Count. Marry, that's a bountiful answer, that fits all questions.
Clo. It is like a barber's chair, that fits all buttocks ; the pin-buttock, the quatch-buttock, the brawn-buttock, or any buttock.
Count. Will your answer serve fit to all questions?
Clo. As fit as ten groats is for the hand of an attorney, as your French crown for your taffata punk, as Tib's rush for Tom's fore-finger, as a pancake for ShroveTuesday, a morris for May-day, as the nail to his hole, the cuckold to his horn, as a scolding quean to a wrangling knave, as the nun's lip to the friar's mouth ; nay, as the pudding to his skin.
Count. Have you, I say, an answer of such fitness for all questions?

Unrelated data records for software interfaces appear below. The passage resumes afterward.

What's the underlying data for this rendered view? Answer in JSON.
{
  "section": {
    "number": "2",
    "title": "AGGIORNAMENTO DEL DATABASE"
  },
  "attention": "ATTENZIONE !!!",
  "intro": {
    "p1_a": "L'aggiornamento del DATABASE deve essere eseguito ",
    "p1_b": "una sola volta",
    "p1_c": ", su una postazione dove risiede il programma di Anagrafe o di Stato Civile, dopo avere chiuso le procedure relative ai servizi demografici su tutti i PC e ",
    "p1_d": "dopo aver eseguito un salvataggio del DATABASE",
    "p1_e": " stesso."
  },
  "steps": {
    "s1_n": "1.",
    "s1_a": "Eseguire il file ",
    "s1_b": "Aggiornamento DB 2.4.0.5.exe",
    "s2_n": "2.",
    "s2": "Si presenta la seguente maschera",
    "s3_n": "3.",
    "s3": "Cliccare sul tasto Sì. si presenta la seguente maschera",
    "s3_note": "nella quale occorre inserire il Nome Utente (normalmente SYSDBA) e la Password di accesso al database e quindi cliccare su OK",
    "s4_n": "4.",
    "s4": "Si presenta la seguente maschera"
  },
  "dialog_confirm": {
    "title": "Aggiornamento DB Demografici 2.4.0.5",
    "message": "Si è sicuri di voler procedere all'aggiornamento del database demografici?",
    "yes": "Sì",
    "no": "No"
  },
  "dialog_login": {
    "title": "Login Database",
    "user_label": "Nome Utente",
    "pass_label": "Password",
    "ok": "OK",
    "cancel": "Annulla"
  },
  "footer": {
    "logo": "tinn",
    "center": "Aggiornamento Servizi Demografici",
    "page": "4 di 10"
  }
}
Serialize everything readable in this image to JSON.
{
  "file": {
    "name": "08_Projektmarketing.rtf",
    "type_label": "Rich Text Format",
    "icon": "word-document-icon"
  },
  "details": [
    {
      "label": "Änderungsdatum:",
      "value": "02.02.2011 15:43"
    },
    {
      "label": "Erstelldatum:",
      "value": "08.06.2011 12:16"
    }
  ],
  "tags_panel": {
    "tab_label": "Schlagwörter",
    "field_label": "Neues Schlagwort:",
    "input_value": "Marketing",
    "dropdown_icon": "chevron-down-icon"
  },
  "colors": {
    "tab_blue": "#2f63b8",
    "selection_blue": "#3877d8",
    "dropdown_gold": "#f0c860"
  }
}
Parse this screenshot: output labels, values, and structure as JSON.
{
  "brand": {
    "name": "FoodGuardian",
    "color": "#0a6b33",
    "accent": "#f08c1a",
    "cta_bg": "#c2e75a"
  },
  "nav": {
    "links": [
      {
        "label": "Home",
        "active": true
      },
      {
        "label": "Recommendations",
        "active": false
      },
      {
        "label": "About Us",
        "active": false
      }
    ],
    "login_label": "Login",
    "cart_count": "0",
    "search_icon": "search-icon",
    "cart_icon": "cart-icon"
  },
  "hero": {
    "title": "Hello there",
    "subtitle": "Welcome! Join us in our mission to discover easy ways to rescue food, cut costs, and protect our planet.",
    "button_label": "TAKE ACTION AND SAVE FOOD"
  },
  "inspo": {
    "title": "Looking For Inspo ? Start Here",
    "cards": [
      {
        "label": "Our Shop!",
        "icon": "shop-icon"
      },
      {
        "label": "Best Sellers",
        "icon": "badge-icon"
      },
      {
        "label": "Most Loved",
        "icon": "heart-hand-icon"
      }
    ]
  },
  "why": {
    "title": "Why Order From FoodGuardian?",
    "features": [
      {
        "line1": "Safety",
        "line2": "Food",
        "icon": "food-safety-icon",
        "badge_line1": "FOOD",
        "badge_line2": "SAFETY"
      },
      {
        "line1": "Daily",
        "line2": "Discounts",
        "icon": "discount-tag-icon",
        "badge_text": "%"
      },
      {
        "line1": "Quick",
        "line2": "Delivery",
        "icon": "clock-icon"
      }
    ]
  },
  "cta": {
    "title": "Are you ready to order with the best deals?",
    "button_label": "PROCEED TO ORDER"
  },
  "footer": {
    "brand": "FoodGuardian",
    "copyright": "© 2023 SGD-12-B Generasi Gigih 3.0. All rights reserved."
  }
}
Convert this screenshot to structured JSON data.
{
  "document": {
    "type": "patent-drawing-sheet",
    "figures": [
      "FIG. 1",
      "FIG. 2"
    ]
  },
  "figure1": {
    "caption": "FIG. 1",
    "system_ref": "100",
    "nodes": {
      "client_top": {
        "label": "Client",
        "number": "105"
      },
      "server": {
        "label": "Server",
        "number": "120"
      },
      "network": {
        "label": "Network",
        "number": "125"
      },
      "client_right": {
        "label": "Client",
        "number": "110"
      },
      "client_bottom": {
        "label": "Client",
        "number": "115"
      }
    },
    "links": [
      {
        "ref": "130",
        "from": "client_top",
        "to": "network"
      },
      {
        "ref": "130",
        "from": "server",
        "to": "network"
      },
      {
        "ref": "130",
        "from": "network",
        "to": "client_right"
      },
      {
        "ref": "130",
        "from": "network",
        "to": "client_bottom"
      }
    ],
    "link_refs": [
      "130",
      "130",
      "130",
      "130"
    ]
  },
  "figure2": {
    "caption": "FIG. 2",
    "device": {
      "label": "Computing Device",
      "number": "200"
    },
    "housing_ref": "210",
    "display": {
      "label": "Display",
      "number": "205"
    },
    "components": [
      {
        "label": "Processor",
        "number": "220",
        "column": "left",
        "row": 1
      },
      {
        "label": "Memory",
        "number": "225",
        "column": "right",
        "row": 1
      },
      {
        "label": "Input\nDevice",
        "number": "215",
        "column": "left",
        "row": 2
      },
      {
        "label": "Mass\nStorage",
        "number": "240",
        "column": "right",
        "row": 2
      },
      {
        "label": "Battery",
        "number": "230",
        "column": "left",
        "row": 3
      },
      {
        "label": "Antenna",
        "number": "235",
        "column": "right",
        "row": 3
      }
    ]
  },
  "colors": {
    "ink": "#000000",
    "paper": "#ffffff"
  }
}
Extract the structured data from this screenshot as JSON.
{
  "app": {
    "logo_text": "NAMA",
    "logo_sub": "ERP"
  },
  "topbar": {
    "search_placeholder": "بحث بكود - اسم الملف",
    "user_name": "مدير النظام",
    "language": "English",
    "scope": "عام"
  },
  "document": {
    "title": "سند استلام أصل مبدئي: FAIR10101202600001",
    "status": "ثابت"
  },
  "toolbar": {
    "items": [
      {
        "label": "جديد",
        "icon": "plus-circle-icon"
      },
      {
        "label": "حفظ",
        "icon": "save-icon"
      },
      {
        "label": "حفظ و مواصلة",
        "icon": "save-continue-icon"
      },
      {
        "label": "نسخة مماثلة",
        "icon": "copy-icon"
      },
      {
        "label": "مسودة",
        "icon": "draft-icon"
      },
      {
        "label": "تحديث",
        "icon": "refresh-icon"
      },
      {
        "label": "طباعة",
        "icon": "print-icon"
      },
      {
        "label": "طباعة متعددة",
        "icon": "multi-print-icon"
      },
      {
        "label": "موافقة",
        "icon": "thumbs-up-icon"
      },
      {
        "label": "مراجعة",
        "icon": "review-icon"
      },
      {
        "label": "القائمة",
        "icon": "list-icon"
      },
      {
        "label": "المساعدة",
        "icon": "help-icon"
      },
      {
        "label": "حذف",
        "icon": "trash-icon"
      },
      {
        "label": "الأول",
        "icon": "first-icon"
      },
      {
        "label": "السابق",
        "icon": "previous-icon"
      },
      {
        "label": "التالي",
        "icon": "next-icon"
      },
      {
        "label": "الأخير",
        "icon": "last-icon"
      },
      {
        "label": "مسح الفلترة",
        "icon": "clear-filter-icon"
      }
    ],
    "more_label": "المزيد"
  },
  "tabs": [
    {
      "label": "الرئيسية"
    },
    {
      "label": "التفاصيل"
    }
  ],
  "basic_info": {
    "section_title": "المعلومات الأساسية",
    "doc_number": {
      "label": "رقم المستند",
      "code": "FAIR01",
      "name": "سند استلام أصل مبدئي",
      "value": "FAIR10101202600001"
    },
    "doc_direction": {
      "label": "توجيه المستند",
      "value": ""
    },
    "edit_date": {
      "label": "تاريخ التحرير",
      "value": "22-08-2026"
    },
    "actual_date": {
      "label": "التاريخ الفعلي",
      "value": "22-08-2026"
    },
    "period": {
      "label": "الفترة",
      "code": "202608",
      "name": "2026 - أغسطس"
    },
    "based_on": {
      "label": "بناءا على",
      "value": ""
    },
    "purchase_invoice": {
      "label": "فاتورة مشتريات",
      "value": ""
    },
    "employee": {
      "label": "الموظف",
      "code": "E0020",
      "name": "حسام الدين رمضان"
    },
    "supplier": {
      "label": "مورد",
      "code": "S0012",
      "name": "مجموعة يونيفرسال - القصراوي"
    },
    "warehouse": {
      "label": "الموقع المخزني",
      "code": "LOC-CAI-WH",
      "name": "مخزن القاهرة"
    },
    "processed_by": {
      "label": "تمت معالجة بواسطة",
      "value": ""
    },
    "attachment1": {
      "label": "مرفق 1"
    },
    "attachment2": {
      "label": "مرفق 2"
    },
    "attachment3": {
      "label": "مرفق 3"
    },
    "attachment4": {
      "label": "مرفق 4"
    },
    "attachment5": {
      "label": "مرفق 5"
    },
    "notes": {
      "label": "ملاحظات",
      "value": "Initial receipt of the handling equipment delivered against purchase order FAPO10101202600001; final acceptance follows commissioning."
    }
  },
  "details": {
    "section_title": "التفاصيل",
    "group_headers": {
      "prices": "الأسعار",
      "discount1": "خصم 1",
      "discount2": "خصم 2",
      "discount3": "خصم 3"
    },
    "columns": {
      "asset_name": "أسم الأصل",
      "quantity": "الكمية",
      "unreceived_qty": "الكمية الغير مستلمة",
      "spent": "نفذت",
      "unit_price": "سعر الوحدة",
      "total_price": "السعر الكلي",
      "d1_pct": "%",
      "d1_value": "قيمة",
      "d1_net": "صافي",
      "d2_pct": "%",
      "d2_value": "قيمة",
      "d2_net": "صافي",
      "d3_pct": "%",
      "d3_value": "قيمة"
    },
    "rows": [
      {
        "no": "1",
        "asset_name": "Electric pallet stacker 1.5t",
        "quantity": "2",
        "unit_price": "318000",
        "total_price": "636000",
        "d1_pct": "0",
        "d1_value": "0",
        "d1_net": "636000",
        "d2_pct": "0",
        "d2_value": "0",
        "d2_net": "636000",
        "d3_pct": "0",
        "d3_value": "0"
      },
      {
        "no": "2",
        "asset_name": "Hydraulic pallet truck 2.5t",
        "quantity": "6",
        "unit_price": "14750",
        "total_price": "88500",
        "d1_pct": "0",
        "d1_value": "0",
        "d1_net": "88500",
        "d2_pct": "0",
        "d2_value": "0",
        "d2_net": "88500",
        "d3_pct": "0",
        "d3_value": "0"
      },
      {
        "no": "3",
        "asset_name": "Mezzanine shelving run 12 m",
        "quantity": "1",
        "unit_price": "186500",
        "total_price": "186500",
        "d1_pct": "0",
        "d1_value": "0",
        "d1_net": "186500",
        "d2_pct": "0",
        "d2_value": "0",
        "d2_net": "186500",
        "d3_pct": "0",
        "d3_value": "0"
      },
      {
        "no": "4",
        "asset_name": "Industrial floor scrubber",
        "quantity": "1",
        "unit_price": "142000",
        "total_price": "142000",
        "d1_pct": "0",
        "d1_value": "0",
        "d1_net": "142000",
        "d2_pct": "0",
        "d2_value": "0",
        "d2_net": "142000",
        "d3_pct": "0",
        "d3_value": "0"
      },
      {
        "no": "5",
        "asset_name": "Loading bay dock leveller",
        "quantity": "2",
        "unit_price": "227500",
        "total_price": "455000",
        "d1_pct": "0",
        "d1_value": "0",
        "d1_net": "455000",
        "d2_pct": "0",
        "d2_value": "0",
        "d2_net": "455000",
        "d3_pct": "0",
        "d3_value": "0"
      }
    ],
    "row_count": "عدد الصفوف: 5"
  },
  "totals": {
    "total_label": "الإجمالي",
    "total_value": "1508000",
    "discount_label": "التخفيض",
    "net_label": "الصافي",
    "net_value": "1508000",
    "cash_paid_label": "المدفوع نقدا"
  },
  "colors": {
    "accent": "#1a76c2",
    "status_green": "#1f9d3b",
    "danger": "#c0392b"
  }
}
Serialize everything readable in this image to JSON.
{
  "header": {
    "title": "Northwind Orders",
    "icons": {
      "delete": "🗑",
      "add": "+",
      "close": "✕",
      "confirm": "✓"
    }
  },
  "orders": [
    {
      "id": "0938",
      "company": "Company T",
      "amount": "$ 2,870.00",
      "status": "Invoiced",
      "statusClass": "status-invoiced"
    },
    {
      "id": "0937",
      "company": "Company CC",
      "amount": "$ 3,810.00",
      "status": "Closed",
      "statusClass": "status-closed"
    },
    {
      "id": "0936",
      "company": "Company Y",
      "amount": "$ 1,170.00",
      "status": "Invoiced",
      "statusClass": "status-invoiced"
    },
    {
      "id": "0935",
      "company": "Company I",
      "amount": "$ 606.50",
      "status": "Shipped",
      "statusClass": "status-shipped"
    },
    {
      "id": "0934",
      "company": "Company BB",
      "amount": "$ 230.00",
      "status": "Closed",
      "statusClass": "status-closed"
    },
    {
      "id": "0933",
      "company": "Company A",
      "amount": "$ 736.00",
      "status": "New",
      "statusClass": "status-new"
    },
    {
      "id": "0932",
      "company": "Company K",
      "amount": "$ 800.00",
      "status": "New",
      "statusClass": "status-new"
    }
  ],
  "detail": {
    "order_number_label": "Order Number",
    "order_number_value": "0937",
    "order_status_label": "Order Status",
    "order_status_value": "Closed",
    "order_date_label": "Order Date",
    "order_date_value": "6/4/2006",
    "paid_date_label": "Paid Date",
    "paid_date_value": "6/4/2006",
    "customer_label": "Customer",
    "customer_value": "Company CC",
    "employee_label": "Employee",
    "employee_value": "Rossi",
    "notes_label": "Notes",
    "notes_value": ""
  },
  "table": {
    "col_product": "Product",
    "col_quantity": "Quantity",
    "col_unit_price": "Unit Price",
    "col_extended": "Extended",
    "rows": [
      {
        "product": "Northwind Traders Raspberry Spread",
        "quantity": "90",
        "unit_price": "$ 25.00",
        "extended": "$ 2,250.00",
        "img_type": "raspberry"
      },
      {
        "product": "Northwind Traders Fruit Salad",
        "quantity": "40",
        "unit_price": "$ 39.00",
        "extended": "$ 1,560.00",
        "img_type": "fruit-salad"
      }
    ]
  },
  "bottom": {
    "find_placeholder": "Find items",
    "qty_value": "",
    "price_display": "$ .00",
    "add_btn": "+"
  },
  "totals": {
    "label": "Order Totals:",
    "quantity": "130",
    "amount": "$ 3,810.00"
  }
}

Clo. From below your duke, to beneath your constable, it will fit any question.
Count. It must be an answer of most monstrous size, that must fit all demands.
Clo. But a trifle neither, in good faith, if the learned  The allusion is to an ancient practice of marrying with a rush ring, as well in other countries as in England. Breval, in his Antiquities of Paris, mentions it as a kind of espousal used in France, by such persons as meant to live together in a state of concubinage; but in England it was scarce ever practised except by designing men, for the purpose of corrupting those young women to whom they pre
Richard Poore, bishop of Salisbury, in his Constitutions, anni, 1217, forbids the putting of rush rings, or any the like matter, on women's fingers, in order to the debaucbing them more readily : and he insinuates, as the reason for the prohibition, that tbere were some people weak enough to believe, that what was Thus done in jest, was a real marriage. Sir J. HAWKINS.